Pull every line with "tloušťky" from the entries below.

-- Opening Marker --

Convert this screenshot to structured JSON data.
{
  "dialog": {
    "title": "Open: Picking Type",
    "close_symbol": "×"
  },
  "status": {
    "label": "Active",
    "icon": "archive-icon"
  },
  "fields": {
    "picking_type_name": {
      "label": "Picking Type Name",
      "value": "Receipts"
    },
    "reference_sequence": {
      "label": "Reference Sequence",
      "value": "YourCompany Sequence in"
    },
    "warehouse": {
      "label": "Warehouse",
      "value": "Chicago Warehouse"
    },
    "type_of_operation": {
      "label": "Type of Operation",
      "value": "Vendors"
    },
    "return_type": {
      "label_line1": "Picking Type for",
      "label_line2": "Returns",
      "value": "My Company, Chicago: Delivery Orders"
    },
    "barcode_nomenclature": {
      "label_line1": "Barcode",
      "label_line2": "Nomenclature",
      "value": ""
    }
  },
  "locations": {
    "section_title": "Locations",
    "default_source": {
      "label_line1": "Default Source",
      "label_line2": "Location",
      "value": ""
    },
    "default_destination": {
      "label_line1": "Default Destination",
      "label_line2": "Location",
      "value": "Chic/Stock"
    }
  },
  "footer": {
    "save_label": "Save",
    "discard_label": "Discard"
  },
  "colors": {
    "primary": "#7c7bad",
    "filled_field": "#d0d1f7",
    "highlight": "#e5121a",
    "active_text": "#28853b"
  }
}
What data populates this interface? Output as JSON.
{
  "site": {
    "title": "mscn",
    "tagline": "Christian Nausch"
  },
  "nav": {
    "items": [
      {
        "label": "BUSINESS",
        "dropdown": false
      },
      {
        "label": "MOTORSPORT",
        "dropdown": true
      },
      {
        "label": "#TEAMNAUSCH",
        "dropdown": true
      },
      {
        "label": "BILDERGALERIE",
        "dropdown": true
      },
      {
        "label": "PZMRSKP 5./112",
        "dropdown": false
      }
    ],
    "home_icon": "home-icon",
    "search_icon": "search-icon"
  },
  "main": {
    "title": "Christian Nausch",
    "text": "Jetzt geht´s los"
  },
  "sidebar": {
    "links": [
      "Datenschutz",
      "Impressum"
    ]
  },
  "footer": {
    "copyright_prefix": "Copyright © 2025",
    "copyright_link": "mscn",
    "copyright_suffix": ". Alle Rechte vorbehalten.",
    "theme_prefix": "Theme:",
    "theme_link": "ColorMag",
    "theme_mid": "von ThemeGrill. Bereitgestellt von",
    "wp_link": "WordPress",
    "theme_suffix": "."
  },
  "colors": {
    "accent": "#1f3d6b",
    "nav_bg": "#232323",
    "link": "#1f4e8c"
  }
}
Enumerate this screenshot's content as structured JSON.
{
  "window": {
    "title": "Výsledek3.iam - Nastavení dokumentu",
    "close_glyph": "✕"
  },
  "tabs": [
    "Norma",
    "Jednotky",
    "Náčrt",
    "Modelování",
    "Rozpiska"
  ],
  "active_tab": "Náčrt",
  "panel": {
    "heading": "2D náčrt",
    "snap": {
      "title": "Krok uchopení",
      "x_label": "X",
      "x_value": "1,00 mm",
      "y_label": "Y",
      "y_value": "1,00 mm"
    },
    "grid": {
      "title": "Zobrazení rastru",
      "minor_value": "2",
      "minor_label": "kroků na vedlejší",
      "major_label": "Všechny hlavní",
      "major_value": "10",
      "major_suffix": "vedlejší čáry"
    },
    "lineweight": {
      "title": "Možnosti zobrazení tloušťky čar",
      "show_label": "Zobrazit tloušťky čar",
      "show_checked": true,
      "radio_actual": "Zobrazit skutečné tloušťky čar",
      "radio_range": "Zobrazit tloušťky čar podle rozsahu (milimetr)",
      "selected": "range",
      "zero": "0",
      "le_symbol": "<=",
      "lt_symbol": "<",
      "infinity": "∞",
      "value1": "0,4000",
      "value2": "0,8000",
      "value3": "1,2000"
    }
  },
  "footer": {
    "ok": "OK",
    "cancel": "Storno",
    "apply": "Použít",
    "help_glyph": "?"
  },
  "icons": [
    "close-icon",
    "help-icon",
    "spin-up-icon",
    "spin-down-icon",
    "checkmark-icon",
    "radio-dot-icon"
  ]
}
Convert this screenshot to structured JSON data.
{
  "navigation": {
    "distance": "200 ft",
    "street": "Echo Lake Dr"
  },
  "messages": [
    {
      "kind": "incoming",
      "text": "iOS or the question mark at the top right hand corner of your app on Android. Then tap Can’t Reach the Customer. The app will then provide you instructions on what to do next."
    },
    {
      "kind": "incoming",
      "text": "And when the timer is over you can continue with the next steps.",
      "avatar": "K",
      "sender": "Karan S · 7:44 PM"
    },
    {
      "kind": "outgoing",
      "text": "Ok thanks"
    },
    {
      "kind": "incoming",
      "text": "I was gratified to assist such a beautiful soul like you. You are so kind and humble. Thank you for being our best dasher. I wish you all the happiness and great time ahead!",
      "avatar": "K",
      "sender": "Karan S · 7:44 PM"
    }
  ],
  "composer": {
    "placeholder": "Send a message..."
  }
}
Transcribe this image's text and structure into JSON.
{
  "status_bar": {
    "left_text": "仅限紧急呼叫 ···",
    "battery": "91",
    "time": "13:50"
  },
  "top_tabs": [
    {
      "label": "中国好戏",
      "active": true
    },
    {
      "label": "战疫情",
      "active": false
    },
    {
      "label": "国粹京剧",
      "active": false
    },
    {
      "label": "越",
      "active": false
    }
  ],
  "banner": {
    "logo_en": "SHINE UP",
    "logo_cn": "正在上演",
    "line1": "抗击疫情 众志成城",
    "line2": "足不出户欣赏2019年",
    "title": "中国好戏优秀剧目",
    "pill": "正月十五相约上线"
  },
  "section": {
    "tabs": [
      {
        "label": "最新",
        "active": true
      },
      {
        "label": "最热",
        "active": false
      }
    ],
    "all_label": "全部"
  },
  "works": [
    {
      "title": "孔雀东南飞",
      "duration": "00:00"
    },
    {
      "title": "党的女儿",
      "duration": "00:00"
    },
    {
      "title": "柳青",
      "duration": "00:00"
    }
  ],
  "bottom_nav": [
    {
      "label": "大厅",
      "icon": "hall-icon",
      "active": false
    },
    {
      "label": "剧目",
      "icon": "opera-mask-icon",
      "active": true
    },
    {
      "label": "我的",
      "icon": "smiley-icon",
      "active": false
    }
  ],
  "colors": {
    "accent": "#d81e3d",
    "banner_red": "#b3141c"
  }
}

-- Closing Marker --

◆ THE COMPLETED TASK
      "title": "Možnosti zobrazení tloušťky čar",
      "show_label": "Zobrazit tloušťky čar",
      "radio_actual": "Zobrazit skutečné tloušťky čar",
      "radio_range": "Zobrazit tloušťky čar podle rozsahu (milimetr)",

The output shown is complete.